Although Cisco owns the inventory and processes for this massive supply chain, Cisco does not own or operate a single warehouse or truck.  The entire supply chain is managed by a worldwide network of third party logistics providers, freight forwarders, and customs brokers who work in partnership with Cisco to deliver world-class support to Cisco Service’s end customers.

The service delivery and margins for this supply chain match up well against the industry.  However, the Cisco team, working together with their supply chain partners, is always looking to improve the end customer experience while also reducing costs.  One key focus area for achieving this is through improved systems integration with supply chain partners to improve the quality and timeliness of service shipment data for customer service events.

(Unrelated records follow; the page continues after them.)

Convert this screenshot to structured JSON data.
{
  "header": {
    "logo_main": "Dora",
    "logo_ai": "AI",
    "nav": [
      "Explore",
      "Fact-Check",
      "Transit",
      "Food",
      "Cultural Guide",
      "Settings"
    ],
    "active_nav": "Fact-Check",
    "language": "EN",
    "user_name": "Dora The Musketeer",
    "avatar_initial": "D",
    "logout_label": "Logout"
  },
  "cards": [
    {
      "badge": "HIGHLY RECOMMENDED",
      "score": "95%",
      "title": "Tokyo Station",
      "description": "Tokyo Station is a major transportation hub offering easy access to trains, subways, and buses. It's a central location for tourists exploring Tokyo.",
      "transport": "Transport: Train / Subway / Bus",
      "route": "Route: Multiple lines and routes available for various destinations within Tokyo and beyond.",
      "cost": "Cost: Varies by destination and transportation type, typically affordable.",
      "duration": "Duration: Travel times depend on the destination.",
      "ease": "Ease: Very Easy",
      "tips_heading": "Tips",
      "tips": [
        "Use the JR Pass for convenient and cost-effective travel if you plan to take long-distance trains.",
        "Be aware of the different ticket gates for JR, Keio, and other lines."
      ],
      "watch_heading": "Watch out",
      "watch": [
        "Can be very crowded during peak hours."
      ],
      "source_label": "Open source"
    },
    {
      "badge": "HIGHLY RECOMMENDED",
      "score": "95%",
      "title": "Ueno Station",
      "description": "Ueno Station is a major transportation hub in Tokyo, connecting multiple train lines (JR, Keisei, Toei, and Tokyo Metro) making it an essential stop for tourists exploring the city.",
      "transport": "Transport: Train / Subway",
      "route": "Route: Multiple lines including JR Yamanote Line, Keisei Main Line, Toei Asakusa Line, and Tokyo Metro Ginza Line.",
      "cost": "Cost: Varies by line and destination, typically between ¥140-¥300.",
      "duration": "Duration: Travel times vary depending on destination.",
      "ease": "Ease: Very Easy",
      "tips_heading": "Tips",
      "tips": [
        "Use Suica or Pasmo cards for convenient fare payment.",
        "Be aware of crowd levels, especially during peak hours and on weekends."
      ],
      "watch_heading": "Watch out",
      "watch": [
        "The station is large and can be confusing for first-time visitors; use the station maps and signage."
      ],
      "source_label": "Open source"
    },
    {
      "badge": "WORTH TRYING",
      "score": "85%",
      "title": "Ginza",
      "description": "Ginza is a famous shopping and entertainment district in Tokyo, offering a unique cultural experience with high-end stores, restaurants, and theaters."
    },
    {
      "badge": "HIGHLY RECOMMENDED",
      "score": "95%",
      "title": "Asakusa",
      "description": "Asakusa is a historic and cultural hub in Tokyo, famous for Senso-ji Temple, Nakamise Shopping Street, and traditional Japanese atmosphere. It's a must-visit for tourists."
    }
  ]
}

Cisco and its partner DHL worked closely together to develop a blockchain based gateway for integrating the two companies’ systems for service event dispatch and track and trace.  The architecture this team developed includes different blockchain platforms (Hyperledger Fabric and DHL BLESS) running on different cloud service providers as well as using a Splunk instance with the Splunk App for Hyperledger Fabric for visibility and monitoring.  The solution was also hosted in distributed cloud services AWS and Azure.

Screenshot of blockchain gateway and its scalability to multiple supply chain partners

The combined Cisco and DHL team proved out the ability to leverage blockchain for large systems integration solution that can scale to multiple platforms and dozens of partners, all hosted on a shared blockchain for real connectivity and interoperability.

This has the following benefits:

  • Improved time to onboard partners compared to current B2B solution.
  • Ability to make a single evolution of consortium and replicate across all partners in supply chain at once (change once vs change many).
  • Potential to reduce current run rate of B2B data errors and exceptions.
  • Evolve current architecture to future standards.
  • Enhanced reporting capabilities.
  • Cost reduction compared to current B2B infrastructure & support.
  • Expanded data to improve the customer service experience.
  • Future platform on which to build value added services.

Although there is more work to do for the supply chain industry as a whole to set standards and develop blockchain based solutions, this partnership between Cisco and DHL demonstrated both the viability of the technology as well as the potential to further improve supply chain efficiency while also improving customer experience.

This partnership has been an excellent example of how strategic partners can drive innovation together. Let me know what you think in the comments section below.